Top of INPUT RECORDS

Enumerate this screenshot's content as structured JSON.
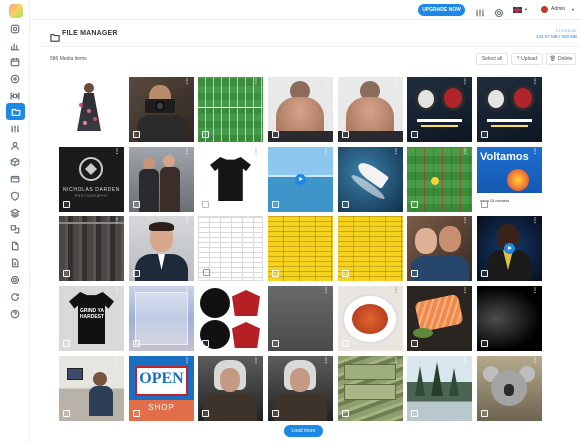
{
  "topbar": {
    "upgrade_label": "UPGRADE NOW",
    "user_label": "Admin",
    "language": "English (UK)"
  },
  "sidebar": {
    "items": [
      {
        "icon": "instagram-icon"
      },
      {
        "icon": "bar-chart-icon"
      },
      {
        "icon": "calendar-icon"
      },
      {
        "icon": "add-circle-icon"
      },
      {
        "icon": "command-icon"
      },
      {
        "icon": "folder-icon",
        "active": true
      },
      {
        "icon": "sliders-icon"
      },
      {
        "icon": "user-icon"
      },
      {
        "icon": "box-icon"
      },
      {
        "icon": "credit-card-icon"
      },
      {
        "icon": "shield-icon"
      },
      {
        "icon": "layers-icon"
      },
      {
        "icon": "translate-icon"
      },
      {
        "icon": "file-icon"
      },
      {
        "icon": "file-text-icon"
      },
      {
        "icon": "settings-icon"
      },
      {
        "icon": "refresh-icon"
      },
      {
        "icon": "help-icon"
      }
    ]
  },
  "header": {
    "title": "FILE MANAGER",
    "storage_label": "STORAGE",
    "storage_value": "134.07 MB / 500 MB"
  },
  "toolbar": {
    "media_count": "586 Media items",
    "select_all": "Select all",
    "upload": "Upload",
    "delete": "Delete"
  },
  "tiles": {
    "nicholas_name": "NICHOLAS DARDEN",
    "nicholas_sub": "PHOTOGRAPHY",
    "voltamos": "Voltamos",
    "voltamos_sub": "cada 15 minutos",
    "grind_text": "GRIND YA HARDEST",
    "open_text": "OPEN",
    "shop_text": "SHOP"
  },
  "footer": {
    "load_more": "Load more"
  },
  "colors": {
    "accent": "#1e88e5"
  }
}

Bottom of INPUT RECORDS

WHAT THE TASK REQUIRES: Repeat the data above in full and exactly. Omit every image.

FINISHED TASK:
Enumerate this screenshot's content as structured JSON.
{
  "topbar": {
    "upgrade_label": "UPGRADE NOW",
    "user_label": "Admin",
    "language": "English (UK)"
  },
  "sidebar": {
    "items": [
      {
        "icon": "instagram-icon"
      },
      {
        "icon": "bar-chart-icon"
      },
      {
        "icon": "calendar-icon"
      },
      {
        "icon": "add-circle-icon"
      },
      {
        "icon": "command-icon"
      },
      {
        "icon": "folder-icon",
        "active": true
      },
      {
        "icon": "sliders-icon"
      },
      {
        "icon": "user-icon"
      },
      {
        "icon": "box-icon"
      },
      {
        "icon": "credit-card-icon"
      },
      {
        "icon": "shield-icon"
      },
      {
        "icon": "layers-icon"
      },
      {
        "icon": "translate-icon"
      },
      {
        "icon": "file-icon"
      },
      {
        "icon": "file-text-icon"
      },
      {
        "icon": "settings-icon"
      },
      {
        "icon": "refresh-icon"
      },
      {
        "icon": "help-icon"
      }
    ]
  },
  "header": {
    "title": "FILE MANAGER",
    "storage_label": "STORAGE",
    "storage_value": "134.07 MB / 500 MB"
  },
  "toolbar": {
    "media_count": "586 Media items",
    "select_all": "Select all",
    "upload": "Upload",
    "delete": "Delete"
  },
  "tiles": {
    "nicholas_name": "NICHOLAS DARDEN",
    "nicholas_sub": "PHOTOGRAPHY",
    "voltamos": "Voltamos",
    "voltamos_sub": "cada 15 minutos",
    "grind_text": "GRIND YA HARDEST",
    "open_text": "OPEN",
    "shop_text": "SHOP"
  },
  "footer": {
    "load_more": "Load more"
  },
  "colors": {
    "accent": "#1e88e5"
  }
}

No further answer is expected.